I don't know what the general public has against commas, but these little guys are either everywhere, nowhere, or lost. Not only does this greatly affect the flow of writing, it can, in some cases, completely change a statement's meaning.
Disabled elderly pregnant children? Does the imagery conjured by the above picture frighten anyone other than me?
This comic image perfectly illustrates the power of commas. Use them wisely. A very easy way to discern whether a comma should be placed is to read the sentence to yourself. Did you pause? If so, then you most likely need one.
Let's eat grandpa!
Let's eat, grandpa!
Again, the only difference between the two sentences is the comma placement, and yet, it changes the meaning drastically.
What I also tend to find when proofreading, is that commas are often unnecessarily placed. For example,
I must go to the store, because I have run out of milk.

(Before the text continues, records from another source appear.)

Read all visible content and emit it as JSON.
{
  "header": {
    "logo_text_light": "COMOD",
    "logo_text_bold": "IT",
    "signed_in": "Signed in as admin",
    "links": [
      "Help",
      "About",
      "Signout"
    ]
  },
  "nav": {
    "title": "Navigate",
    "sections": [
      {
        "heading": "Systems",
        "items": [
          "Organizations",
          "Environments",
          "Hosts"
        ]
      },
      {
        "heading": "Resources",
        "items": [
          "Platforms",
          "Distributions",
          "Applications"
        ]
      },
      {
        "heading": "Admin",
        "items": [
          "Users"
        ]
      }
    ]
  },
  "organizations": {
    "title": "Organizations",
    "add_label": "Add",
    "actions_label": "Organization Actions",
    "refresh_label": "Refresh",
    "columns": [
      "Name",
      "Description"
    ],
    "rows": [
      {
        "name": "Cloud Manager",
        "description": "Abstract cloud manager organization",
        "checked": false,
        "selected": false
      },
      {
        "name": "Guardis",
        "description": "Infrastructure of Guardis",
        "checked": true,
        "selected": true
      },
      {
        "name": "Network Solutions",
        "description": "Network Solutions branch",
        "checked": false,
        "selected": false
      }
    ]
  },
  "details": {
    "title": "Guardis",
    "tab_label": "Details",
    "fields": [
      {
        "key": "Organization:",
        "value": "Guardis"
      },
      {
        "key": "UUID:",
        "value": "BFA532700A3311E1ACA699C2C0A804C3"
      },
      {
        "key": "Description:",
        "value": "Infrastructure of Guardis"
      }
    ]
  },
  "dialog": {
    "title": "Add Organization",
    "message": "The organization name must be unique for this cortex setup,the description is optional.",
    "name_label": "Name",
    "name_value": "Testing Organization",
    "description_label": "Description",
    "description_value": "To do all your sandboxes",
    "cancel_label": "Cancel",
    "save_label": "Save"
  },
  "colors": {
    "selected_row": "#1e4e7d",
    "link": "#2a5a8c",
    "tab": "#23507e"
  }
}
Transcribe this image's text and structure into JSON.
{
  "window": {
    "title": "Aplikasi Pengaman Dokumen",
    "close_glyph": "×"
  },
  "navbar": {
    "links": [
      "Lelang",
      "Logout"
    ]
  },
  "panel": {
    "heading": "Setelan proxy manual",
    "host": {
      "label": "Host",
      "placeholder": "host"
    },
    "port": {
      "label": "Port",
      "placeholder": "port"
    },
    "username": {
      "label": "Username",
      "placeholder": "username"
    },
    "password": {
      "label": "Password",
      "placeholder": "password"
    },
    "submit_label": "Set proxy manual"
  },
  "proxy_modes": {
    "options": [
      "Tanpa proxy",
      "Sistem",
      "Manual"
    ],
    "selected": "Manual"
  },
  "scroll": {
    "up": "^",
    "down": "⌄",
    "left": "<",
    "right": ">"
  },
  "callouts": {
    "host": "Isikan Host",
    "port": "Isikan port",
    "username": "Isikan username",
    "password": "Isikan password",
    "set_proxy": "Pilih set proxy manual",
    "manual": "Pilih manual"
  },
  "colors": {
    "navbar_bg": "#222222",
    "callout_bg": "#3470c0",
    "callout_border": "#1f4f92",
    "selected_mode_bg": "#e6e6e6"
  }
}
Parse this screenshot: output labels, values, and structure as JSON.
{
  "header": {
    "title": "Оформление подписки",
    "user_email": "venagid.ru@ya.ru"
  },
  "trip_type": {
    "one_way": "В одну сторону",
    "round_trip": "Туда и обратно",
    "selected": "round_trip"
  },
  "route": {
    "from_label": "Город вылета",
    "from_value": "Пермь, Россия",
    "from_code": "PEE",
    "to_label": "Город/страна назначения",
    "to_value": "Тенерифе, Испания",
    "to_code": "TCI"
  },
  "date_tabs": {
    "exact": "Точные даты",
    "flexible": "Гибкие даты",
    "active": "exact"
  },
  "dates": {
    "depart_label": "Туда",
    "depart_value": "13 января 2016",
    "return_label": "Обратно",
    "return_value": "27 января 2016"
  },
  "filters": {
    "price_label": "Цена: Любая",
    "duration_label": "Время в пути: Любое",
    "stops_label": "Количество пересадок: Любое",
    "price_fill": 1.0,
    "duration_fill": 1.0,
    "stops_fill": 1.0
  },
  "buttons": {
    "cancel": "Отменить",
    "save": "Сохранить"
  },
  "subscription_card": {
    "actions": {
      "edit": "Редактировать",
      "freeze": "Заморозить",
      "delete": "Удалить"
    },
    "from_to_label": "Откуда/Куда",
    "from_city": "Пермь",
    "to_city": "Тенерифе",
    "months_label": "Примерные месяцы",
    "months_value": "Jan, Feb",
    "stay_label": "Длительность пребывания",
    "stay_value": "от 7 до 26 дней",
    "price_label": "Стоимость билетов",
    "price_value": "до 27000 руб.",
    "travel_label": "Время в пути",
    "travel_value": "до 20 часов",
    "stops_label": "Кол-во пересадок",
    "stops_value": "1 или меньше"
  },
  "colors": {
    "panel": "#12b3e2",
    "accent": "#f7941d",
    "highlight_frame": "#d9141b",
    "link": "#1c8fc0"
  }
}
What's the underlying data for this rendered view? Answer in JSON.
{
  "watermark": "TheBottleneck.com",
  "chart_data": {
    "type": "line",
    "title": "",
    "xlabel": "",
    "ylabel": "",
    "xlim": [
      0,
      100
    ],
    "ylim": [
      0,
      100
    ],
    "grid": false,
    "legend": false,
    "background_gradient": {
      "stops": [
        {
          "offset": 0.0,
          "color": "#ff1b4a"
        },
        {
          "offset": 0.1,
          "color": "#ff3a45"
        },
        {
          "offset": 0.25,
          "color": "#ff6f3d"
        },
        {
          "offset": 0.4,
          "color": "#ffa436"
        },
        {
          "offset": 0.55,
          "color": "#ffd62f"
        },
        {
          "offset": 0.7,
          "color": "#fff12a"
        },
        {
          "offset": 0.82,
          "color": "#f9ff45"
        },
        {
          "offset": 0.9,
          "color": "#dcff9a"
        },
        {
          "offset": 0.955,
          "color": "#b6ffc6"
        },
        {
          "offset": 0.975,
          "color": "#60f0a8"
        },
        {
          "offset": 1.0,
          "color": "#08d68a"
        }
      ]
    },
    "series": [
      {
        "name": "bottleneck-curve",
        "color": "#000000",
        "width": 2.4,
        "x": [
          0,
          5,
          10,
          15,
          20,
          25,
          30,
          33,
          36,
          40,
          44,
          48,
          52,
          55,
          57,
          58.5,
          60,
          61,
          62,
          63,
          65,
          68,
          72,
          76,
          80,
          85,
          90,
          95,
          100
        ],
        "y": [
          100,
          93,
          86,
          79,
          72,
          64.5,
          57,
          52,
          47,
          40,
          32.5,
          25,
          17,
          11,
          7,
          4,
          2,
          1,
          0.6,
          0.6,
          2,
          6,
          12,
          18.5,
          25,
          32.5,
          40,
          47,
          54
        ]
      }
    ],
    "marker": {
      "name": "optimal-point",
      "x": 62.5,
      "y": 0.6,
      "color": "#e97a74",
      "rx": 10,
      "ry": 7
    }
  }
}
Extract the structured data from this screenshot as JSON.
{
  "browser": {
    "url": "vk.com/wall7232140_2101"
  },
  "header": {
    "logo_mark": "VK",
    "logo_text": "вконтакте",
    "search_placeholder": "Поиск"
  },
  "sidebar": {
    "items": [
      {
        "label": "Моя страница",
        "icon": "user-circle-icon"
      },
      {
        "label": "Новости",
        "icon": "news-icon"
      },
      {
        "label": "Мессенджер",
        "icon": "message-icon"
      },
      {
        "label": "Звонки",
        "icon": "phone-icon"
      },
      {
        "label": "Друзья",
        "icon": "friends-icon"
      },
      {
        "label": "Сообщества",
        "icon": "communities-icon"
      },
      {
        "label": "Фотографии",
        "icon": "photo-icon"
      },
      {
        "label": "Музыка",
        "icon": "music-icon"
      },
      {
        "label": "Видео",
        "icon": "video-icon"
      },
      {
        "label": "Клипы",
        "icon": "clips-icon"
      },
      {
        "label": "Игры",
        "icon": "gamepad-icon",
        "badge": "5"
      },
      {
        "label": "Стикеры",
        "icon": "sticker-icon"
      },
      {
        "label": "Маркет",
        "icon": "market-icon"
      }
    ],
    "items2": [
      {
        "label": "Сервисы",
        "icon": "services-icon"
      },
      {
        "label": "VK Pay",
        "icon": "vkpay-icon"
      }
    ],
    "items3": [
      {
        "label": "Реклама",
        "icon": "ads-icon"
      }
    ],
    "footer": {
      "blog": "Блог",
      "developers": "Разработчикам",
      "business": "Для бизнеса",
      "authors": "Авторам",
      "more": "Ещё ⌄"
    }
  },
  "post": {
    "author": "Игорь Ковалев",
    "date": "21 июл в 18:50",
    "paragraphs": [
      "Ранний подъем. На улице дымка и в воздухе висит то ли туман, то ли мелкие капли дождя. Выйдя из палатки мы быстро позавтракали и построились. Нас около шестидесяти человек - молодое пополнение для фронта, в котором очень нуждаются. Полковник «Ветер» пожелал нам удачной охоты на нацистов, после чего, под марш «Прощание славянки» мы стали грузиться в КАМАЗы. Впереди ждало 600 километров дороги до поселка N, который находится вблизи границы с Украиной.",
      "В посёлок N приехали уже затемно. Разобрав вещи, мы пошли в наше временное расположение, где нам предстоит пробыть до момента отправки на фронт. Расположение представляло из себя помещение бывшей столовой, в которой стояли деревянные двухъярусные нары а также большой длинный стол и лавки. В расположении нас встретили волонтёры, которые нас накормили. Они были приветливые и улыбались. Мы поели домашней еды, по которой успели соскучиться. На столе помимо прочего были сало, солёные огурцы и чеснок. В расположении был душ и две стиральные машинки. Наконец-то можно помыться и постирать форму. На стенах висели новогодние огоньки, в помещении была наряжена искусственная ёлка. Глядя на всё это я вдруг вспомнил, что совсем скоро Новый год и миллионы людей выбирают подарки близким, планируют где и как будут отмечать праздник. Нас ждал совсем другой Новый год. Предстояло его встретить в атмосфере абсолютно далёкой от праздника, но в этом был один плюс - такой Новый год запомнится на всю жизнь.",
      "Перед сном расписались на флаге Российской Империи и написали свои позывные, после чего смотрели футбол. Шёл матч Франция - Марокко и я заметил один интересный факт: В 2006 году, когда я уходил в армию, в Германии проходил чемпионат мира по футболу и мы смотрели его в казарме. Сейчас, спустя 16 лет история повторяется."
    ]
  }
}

This statement has two clauses; an independent clause and a dependent one. When this is the case, there is absolutely no need for a comma.
The problem with homophones is that they sound exactly the same, despite differing greatly in meaning. This effectively makes them the ninjas of errors. They go completely undetected by spellcheckers (hence the importance of proofreading) and often by those proofreading their own work because the spelling isn't wrong, rather the word has been used incorrectly. The most common homophone mix-ups include;
There are more out there, but I come across these very regularly. Often, the authors understand when to use which homophone, but mix them up when distracted by their writing.
I will only mention two terms here. If I was given 10p for every time I had to correct these, I'd be writing this post from the Maldives.
There is no 'a' in the word ‘definitely’. No 'a'. It's all about the 'I'.
Yes, 'should've' sounds like 'should of'. However, 'should of' has no meaning and is grammatically incorrect. The correct way of spelling it is 'should have'.
Other similar examples of this include would have/of, could have/of and must have/of.
Maya Angelou, the author of the book 'I Know Why the Caged Bird Sings', has written 7 biographies. 'I Know Why the Caged Bird Sings' deals with her teenage years and her struggles with racism and trauma. 'I Know Why the Caged Bird Sings' is beautifully written and highly symbolic.
I know that some struggle with reaching their minimum word count, but repeating the title of a work which is going to be discussed at length only frustrates the reader. Instead, 'I Know Why the Caged Bird Sings' can be easily replaced by 'this work' or, if feeling a little more adventurous, you can always connect two sentences together like so;
'I Know Why the Caged Bird Sings' deals with her teenage years and her struggles with racism and trauma; it is beautifully written and highly symbolic.
The issue of repetition does not only apply to book titles of course. In fact, more often than not, repetition occurs with small words and connectives such as of, for, and, with, etc. This can result in overly long and complicated sentences where the purpose of the statement is forgotten by the time the reader reaches the end. This brings me on to the next common mistake;
Overly long and complicated sentences
It can be difficult to find the balanced between well-written and sophisticated prose and reader-friendly writing. However, there are some definite no-nos.
>Run on sentences
People sometimes get a little too enthusiastic and insert commas everywhere without realising that, at some point, the reader will need to take a breath. This can happen when trying to get numerous points across in one go. My advice? Pace yourself. Not only will your reader appreciate it, but the points you are making will be much easier to digest.
>Lack of punctuation
Just as some overdo it with commas, others prefer to discard punctuation altogether. Full stops, commas, colons and the like are there to organise sentences and guide the reader through a hassle free and easy reading experience. Remove punctuation and all they will get is a headache.
>Unnecessary use of 'fancy' terminology
When writing a paper on Molecular biology, those unfamiliar with the topic will naturally find it difficult to understand. This, however, should not be true of a piece whose target audience is the average man. Not only does it require more effort for the reader (thus discouraging them from reading), it can also be dangerous. If a 'fancy' term (one not commonly used) such as polyglot is misused by an author, their effort to bump up their writing is wasted. Instead, their work loses credibility. My tip - Don't use overly complicated terms when a simple one will do.
This wraps up part 1 of 'Common mistakes proofreaders come across'. Do leave a comment letting us know your thoughts on the matter! It is always a pleasure to engage with readers.